**Given data**
*** Block opens ***

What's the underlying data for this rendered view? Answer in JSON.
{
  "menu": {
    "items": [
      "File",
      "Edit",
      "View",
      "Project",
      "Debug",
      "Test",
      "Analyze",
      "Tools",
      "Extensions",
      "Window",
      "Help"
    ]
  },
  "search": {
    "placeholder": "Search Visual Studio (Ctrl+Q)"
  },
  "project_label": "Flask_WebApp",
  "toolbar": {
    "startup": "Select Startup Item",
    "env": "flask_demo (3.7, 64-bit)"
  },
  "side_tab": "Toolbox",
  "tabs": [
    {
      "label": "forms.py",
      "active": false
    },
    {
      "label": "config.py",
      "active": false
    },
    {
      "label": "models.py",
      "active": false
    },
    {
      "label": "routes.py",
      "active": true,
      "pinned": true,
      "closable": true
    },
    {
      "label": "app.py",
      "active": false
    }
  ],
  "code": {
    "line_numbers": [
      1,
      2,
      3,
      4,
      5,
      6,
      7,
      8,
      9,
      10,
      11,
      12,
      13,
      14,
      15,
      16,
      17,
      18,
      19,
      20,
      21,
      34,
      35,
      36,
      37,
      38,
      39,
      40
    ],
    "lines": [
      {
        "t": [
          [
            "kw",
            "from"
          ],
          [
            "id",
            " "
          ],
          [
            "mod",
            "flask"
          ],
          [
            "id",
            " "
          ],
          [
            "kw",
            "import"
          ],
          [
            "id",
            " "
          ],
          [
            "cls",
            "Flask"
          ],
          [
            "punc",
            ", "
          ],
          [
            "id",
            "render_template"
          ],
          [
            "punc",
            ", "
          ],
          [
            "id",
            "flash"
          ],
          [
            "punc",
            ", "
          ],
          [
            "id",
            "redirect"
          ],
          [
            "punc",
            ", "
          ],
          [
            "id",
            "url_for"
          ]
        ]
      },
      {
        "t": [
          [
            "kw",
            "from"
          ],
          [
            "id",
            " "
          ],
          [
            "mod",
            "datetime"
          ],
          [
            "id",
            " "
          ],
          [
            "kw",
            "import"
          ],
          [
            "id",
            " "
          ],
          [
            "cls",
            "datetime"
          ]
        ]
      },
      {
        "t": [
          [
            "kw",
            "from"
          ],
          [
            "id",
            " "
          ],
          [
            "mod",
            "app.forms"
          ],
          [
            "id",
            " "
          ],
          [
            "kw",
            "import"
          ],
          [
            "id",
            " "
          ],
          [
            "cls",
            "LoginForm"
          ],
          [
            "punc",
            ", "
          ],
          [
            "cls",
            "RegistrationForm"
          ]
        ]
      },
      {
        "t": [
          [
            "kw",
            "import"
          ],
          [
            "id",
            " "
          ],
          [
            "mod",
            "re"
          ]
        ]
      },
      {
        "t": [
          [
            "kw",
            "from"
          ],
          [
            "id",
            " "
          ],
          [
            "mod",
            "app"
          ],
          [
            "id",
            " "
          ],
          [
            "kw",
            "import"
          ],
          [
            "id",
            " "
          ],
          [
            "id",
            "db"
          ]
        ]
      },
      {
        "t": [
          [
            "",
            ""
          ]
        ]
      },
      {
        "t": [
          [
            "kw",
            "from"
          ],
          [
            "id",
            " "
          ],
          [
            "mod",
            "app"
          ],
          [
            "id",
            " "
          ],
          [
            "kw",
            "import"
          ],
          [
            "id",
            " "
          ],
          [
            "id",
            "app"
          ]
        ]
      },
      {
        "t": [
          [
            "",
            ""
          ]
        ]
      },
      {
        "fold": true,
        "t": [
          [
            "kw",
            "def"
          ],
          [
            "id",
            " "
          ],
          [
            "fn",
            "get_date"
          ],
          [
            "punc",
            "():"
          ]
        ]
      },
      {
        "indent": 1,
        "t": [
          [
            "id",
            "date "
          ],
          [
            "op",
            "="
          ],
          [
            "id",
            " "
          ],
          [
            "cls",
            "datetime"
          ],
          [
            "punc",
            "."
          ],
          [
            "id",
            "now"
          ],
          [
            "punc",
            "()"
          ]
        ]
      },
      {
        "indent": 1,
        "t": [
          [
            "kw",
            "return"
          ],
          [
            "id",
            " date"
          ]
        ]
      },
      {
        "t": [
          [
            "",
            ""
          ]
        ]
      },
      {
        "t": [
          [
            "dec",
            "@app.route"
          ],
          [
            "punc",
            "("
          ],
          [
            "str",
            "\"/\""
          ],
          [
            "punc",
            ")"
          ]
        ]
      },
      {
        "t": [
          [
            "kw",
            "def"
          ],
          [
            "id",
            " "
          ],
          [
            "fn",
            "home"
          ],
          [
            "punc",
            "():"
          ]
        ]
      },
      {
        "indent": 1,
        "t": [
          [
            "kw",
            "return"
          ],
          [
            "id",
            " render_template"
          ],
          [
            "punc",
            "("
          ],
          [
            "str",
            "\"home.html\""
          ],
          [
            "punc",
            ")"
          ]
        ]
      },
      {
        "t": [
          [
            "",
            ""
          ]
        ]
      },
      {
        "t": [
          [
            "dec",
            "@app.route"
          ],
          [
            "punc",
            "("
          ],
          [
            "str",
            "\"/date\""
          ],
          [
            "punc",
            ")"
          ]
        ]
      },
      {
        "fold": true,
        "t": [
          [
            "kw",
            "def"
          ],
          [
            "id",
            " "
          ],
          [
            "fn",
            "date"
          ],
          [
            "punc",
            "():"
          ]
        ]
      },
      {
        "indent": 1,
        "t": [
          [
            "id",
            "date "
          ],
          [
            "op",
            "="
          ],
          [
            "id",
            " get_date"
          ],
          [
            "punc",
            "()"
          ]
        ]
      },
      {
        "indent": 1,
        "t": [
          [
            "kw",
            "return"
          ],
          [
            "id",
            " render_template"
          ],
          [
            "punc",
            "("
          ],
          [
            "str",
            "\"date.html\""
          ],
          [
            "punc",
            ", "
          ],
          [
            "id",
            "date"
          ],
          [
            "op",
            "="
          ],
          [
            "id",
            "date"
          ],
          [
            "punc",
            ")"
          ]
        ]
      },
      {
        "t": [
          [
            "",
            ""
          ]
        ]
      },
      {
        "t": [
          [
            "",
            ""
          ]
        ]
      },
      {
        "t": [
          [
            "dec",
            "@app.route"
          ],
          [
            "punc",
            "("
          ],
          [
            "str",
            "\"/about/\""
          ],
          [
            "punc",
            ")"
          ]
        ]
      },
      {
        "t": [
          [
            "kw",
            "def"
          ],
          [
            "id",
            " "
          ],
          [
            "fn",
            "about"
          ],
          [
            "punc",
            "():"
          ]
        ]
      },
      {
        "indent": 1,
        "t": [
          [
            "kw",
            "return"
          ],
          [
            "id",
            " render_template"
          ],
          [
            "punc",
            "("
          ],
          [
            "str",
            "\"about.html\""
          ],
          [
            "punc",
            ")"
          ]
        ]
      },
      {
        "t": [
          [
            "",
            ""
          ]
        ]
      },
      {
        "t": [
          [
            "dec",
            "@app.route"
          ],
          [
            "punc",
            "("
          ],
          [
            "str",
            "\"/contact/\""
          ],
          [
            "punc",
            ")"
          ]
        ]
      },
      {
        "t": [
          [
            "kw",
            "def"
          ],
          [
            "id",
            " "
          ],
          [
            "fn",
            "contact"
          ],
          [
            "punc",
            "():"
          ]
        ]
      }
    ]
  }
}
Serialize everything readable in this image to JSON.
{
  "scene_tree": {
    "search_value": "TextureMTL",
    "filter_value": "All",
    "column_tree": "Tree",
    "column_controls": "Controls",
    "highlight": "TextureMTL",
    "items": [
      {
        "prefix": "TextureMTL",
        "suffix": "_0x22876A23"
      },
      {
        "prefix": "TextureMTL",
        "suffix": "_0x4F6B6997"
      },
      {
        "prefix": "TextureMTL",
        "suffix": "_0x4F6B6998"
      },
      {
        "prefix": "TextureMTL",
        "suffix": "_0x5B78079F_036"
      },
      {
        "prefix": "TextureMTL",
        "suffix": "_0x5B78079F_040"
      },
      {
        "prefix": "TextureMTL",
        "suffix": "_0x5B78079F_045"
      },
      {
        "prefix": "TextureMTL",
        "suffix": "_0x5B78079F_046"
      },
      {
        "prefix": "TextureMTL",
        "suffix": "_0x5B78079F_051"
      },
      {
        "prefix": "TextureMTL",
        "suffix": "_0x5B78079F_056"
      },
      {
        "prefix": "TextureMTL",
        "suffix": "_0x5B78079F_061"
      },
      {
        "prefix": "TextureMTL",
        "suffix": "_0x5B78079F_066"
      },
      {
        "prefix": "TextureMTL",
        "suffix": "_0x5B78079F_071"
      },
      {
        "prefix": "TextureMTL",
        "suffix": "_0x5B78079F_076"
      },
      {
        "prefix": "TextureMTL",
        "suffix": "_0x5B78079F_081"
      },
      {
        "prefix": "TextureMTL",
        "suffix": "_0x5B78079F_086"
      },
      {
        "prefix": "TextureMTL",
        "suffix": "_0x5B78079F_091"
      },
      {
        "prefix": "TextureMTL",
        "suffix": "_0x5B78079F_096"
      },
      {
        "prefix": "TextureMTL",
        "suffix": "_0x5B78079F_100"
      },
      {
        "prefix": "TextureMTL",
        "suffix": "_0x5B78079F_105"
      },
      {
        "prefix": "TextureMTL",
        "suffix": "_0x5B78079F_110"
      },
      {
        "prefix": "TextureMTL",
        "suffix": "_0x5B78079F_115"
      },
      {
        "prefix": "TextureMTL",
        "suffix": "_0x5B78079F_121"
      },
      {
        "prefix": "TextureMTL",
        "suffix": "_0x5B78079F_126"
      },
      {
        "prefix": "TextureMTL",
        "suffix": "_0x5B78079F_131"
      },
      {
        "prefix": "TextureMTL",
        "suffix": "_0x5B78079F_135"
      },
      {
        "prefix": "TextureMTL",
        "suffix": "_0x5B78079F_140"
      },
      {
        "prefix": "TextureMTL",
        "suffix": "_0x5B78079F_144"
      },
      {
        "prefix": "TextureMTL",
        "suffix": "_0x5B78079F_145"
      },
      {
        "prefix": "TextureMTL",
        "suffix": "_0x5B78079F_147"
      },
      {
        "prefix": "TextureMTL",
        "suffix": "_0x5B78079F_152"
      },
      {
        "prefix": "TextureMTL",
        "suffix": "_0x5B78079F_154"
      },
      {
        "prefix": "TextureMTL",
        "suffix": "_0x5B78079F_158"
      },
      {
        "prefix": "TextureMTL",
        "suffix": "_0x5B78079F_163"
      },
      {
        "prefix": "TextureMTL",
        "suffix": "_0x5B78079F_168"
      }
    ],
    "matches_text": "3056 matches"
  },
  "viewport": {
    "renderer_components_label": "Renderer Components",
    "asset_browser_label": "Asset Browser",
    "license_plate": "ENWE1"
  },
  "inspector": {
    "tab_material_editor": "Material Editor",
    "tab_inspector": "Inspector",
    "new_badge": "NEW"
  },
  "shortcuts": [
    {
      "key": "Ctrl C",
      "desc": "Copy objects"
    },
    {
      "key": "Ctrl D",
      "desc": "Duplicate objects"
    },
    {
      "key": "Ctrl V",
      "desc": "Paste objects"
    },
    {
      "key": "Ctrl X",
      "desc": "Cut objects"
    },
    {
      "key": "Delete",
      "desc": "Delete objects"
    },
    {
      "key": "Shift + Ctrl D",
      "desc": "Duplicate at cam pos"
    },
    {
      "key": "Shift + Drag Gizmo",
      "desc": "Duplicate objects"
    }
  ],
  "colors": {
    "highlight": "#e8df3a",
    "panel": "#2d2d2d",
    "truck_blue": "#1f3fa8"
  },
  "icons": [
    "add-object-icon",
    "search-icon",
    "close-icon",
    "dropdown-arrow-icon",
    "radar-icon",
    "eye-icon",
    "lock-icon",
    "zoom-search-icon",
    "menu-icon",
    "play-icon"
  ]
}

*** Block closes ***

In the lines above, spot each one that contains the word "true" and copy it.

**Output below**
      "active": true,
      "pinned": true,
      "closable": true
        "fold": true,
        "fold": true,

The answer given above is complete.